The night was supposed to belong to Dominic Smith. He didn't mind sharing the stage with fellow ballyhooed prospect Amed Rosario.
Highlighting a game in which Smith made his major league debut, Rosario -- a veteran of 11 days in the big leagues -- launched a tiebreaking, solo homer in the ninth inning as the Mets continued their dominance of the Phillies with a 7-6 win on Friday at Citizens Bank Park.
"I've been seeing that stuff all year," Smith said about Rosario's decisive long ball.
It was Rosario's first major league homer. He had entered the game only 5-for-31 at the plate in his young career.

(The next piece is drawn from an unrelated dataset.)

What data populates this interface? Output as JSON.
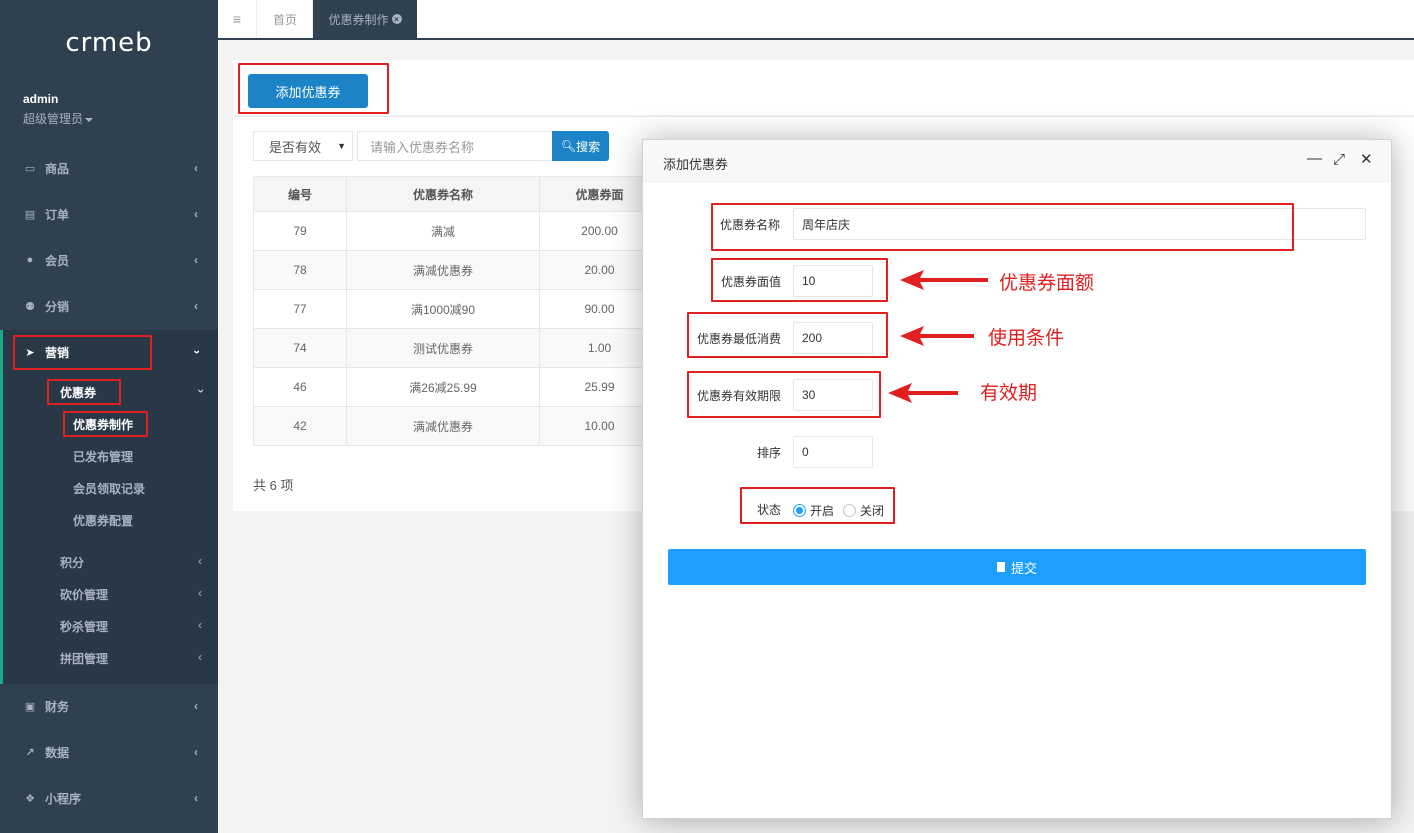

Smith, meanwhile, insisted he did not feel extra pressure to produce this month in Las Vegas after general manager Sandy Alderson went on the record saying the first-base prospect's promotion would occur soon -- and definitely before Sept. 1.
Smith went a modest 6-for-30 with the 51s in August, beginning with the day Rosario debuted in Colorado.
"I knew it would happen eventually, especially after he said it was not too far away," Smith said. "It just motivated me to want to go out every day and get better, so when I do come up here I'm prepared and I'm ready to play."
Smith went 1-for-3 with a strikeout before departing on a double-switch in the bottom of the sixth inning in his first game with the Mets. His first major-league hit came on a grounder up the middle against Phillies starter Nick Pivetta in the fourth inning.
Known for his glove, Smith did have one transgression in the field that arguably could have been scored an error. On Freddy Galvis' hard grounder to Smith's backhand in the sixth, the ball eluded him and scooted into right field. Galvis reached second base with what was ruled a double, placing two runners in scoring position against Josh Smoker with the Mets clinging to a two-run lead.
The next grounder also found its way to Smith, who couldn't handle the ball cleanly. Smith nonetheless recovered and beat Odubel Herrera to first base as Cesar Hernandez scored to pull the Phillies within 6-5. Philadelphia evened the score two innings later, setting up Rosario's meaningful first major league homer.
"First-game jitters," Keith Hernandez concluded on the SNY telecast about the normally sure-handed Smith's sixth-inning rockiness. Terry Collins agreed with that assessment of nerves.
"He doesn't miss those balls," Collins said.
Rosario, remember, also had a misplay in his debut back on Aug. 1.
As for hit hitting, Smith had a .330 average with 16 homers and 76 RBIs in 457 at-bats when he was promoted from Las Vegas. Half of the long balls came in July.
Smith believes the power surge has more to do with mechanical adjustments to his swing than inflated statistics playing in the Pacific Coast League. He recently has focused on using his legs more, with an aim toward elevating the baseball.
Now, he'll tell his MLB readiness with Rosario alongside him in the Mets' infield.
"More than a teammate, I feel like he's my brother," Rosario said through an interpreter about Smith. "The same excitement he's feeling, I'm feeling for him."
Adam Rubin (Facebook | Twitter | Contact) has covered the Mets since 2002. He previously worked for the Daily News and ESPN. He also serves as assistant athletic director for strategic communications at NYIT. He is a graduate of Mepham High School on Long Island and the University of Pennsylvania.